Although the entries contain pictures, your copy should hold only their exact text.

Exercise data START

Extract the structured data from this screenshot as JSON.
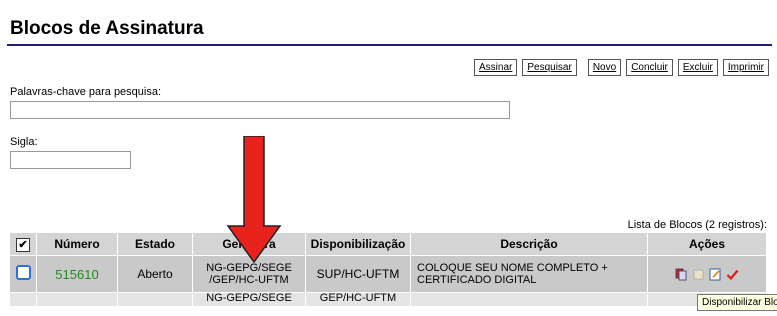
{
  "page": {
    "title": "Blocos de Assinatura"
  },
  "toolbar": {
    "assinar": "Assinar",
    "pesquisar": "Pesquisar",
    "novo": "Novo",
    "concluir": "Concluir",
    "excluir": "Excluir",
    "imprimir": "Imprimir"
  },
  "search": {
    "keywords_label": "Palavras-chave para pesquisa:",
    "keywords_value": "",
    "sigla_label": "Sigla:",
    "sigla_value": ""
  },
  "table": {
    "caption": "Lista de Blocos (2 registros):",
    "headers": {
      "check": "✔",
      "numero": "Número",
      "estado": "Estado",
      "geradora": "Geradora",
      "disponibilizacao": "Disponibilização",
      "descricao": "Descrição",
      "acoes": "Ações"
    },
    "rows": [
      {
        "numero": "515610",
        "estado": "Aberto",
        "geradora": "NG-GEPG/SEGE /GEP/HC-UFTM",
        "disponibilizacao": "SUP/HC-UFTM",
        "descricao": "COLOQUE SEU NOME COMPLETO + CERTIFICADO DIGITAL"
      },
      {
        "numero": "",
        "estado": "",
        "geradora": "NG-GEPG/SEGE",
        "disponibilizacao": "GEP/HC-UFTM",
        "descricao": ""
      }
    ]
  },
  "tooltip": "Disponibilizar Bloc",
  "icons": [
    "documents-icon",
    "block-icon",
    "edit-icon",
    "check-icon",
    "pencil-icon"
  ],
  "colors": {
    "arrow": "#e8231d",
    "number": "#1f8a1f",
    "title_rule": "#1f1f7a"
  }
}
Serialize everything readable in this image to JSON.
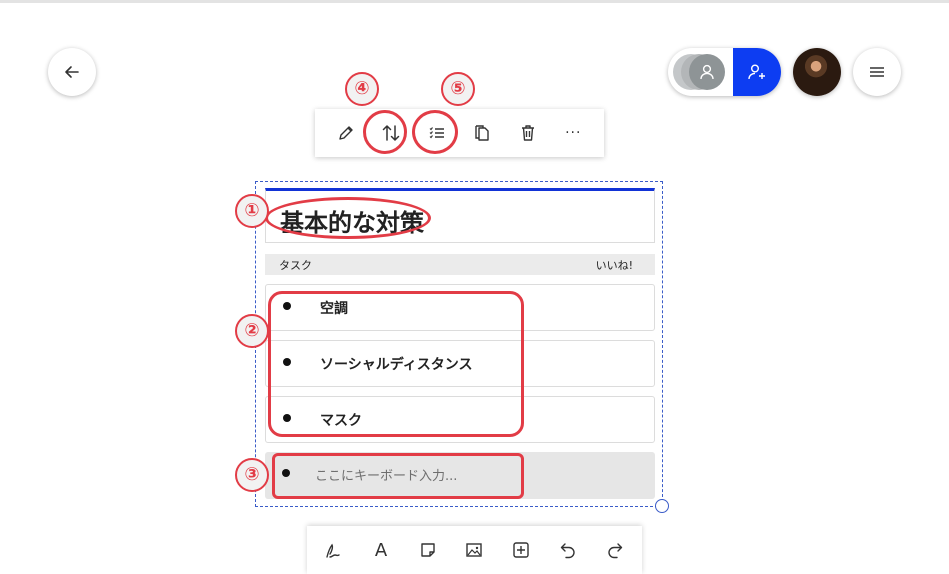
{
  "colors": {
    "accent": "#1233d6",
    "annotation": "#e23c46",
    "collab_add": "#0d3df2"
  },
  "nav": {
    "back_icon": "arrow-left-icon",
    "menu_icon": "hamburger-icon"
  },
  "toolbar": {
    "items": [
      {
        "icon": "pencil-icon"
      },
      {
        "icon": "sort-arrows-icon"
      },
      {
        "icon": "checklist-icon"
      },
      {
        "icon": "copy-icon"
      },
      {
        "icon": "trash-icon"
      },
      {
        "icon": "more-icon",
        "label": "···"
      }
    ]
  },
  "card": {
    "title": "基本的な対策",
    "col_task": "タスク",
    "col_like": "いいね!",
    "tasks": [
      "空調",
      "ソーシャルディスタンス",
      "マスク"
    ],
    "input_placeholder": "ここにキーボード入力..."
  },
  "bottom_toolbar": {
    "items": [
      "pen-icon",
      "text-icon",
      "sticky-note-icon",
      "image-icon",
      "add-box-icon",
      "undo-icon",
      "redo-icon"
    ],
    "text_label": "A"
  },
  "annotations": [
    "①",
    "②",
    "③",
    "④",
    "⑤"
  ]
}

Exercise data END

### Finished exercise
Extract the structured data from this screenshot as JSON.
{
  "page": {
    "title": "Blocos de Assinatura"
  },
  "toolbar": {
    "assinar": "Assinar",
    "pesquisar": "Pesquisar",
    "novo": "Novo",
    "concluir": "Concluir",
    "excluir": "Excluir",
    "imprimir": "Imprimir"
  },
  "search": {
    "keywords_label": "Palavras-chave para pesquisa:",
    "keywords_value": "",
    "sigla_label": "Sigla:",
    "sigla_value": ""
  },
  "table": {
    "caption": "Lista de Blocos (2 registros):",
    "headers": {
      "check": "✔",
      "numero": "Número",
      "estado": "Estado",
      "geradora": "Geradora",
      "disponibilizacao": "Disponibilização",
      "descricao": "Descrição",
      "acoes": "Ações"
    },
    "rows": [
      {
        "numero": "515610",
        "estado": "Aberto",
        "geradora": "NG-GEPG/SEGE /GEP/HC-UFTM",
        "disponibilizacao": "SUP/HC-UFTM",
        "descricao": "COLOQUE SEU NOME COMPLETO + CERTIFICADO DIGITAL"
      },
      {
        "numero": "",
        "estado": "",
        "geradora": "NG-GEPG/SEGE",
        "disponibilizacao": "GEP/HC-UFTM",
        "descricao": ""
      }
    ]
  },
  "tooltip": "Disponibilizar Bloc",
  "icons": [
    "documents-icon",
    "block-icon",
    "edit-icon",
    "check-icon",
    "pencil-icon"
  ],
  "colors": {
    "arrow": "#e8231d",
    "number": "#1f8a1f",
    "title_rule": "#1f1f7a"
  }
}
Serialize everything readable in this image to JSON.
{
  "colors": {
    "accent": "#1233d6",
    "annotation": "#e23c46",
    "collab_add": "#0d3df2"
  },
  "nav": {
    "back_icon": "arrow-left-icon",
    "menu_icon": "hamburger-icon"
  },
  "toolbar": {
    "items": [
      {
        "icon": "pencil-icon"
      },
      {
        "icon": "sort-arrows-icon"
      },
      {
        "icon": "checklist-icon"
      },
      {
        "icon": "copy-icon"
      },
      {
        "icon": "trash-icon"
      },
      {
        "icon": "more-icon",
        "label": "···"
      }
    ]
  },
  "card": {
    "title": "基本的な対策",
    "col_task": "タスク",
    "col_like": "いいね!",
    "tasks": [
      "空調",
      "ソーシャルディスタンス",
      "マスク"
    ],
    "input_placeholder": "ここにキーボード入力..."
  },
  "bottom_toolbar": {
    "items": [
      "pen-icon",
      "text-icon",
      "sticky-note-icon",
      "image-icon",
      "add-box-icon",
      "undo-icon",
      "redo-icon"
    ],
    "text_label": "A"
  },
  "annotations": [
    "①",
    "②",
    "③",
    "④",
    "⑤"
  ]
}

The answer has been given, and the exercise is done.